“Changing your mindset is not the only way to cultivate resilience and well-being. But it comes as close to guaranteed as anything I’ve ever come across”.
Research has suggested that a growth mindset can be promoted / developed to create more resilience. Encouraging a growth mindset in students leads them to being more likely to achieve their goals whilst also increasing their resilience to challenges (Yeager and Dweck, 2012).
Cognitive restructuring was developed by Ellis in the mid-50s and is a way to challenge unhappy and disturbing automatic beliefs to reframe them in a more positive light. Cognitive restructuring is often used as part of Cognitive Behaviour Therapy, as it works to build resilience by creating a change in the way individuals view negative situations. Other therapies such as wellbeing therapy have used cognitive restructuring in the aim to increase resilience. (Fava and Tomba, 2009).
Resilience Enhancing Imagery is a cognitive-imaginal technique which aims to help tackle situations that lower resilience and increase stress (Palmer, 2013). This technique involves picturing resilient outcomes to challenges, encouraging them to associate the resilient coping methods with their current problems. This technique increases the resilience of individuals who are overwhelmed by a series of events.
Guided Imagery is another form of relaxation technique that involves bringing your body into a more relaxed state to build resilience over time (Smith, 1990). Guided imagery involves using positive thoughts and images to replace thoughts of anxiety and anger in difficult situations, this is a way to stimulate the brain and create a calm and peaceful physical state. Guided imagery has found to be effective in increasing resilience as well as improving how individuals deal with stress (Jenkins, 2012).
Flexible thinking is the ability to see things from different perspectives and find alternative approaches to the challenges that people face. Flexible thinking has been linked to resilience as it has been seen as an important aspect in individuals becoming ‘unstuck’ and effectively dealing with challenges, especially within the workplace (WRAW, 2019).
Metzl (2009) found that flexible and creative thinking was a significant predictor in life satisfaction, higher levels of resilience and higher levels of wellbeing. The study suggested that flexible thinking plays a crucial role of increasing resilience after stressful life events. Further research has suggested that by adopting more flexible thinking within the workplace, it can increase your resilience and can begin to shape work outcomes (McEwen, 2011).

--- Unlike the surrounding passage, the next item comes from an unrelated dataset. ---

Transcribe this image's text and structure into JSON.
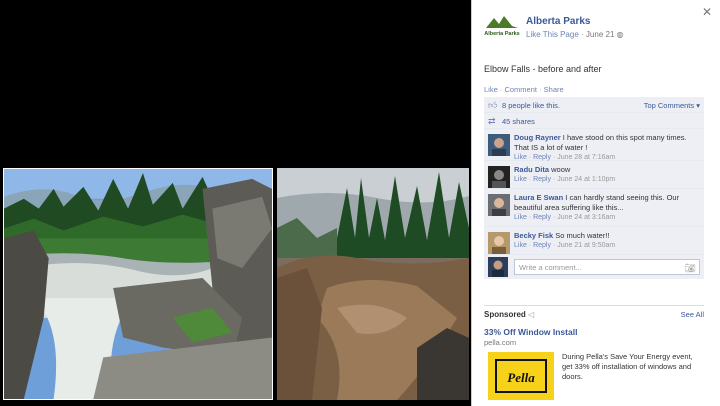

Being clear on your values
Individuals use their personal values as a way to look at situations and form thoughts of what that means for the individual. Le Fevre (2017) found that by understanding your most important values it can buffer psychological stress, stating that being aware of your values stops the brain producing overwhelming amounts of cortisol therefore allowing you to think clearly. McEwan (2011) suggests that by embracing our values we are able to think clearly which is an important part of resilience as it gives us the capacity to manage situations.
Creswell et al (2005) conducted a study which found that individuals who were clear about their values made better decisions. They also had reduced being a stress levels.
Acceptance and commitment therapy use values as tools to help individuals live their lives in accordance to the values which are most important to them. This focus on values has found that acceptance and commitment therapy can contribute to building greater resilience, improve optimism and lower depression scores.
We will be sharing our resources surrounding these evidenced based approaches throughout July and we hope they can support you and workplaces’ wellbeing during this time.
Amy & Samantha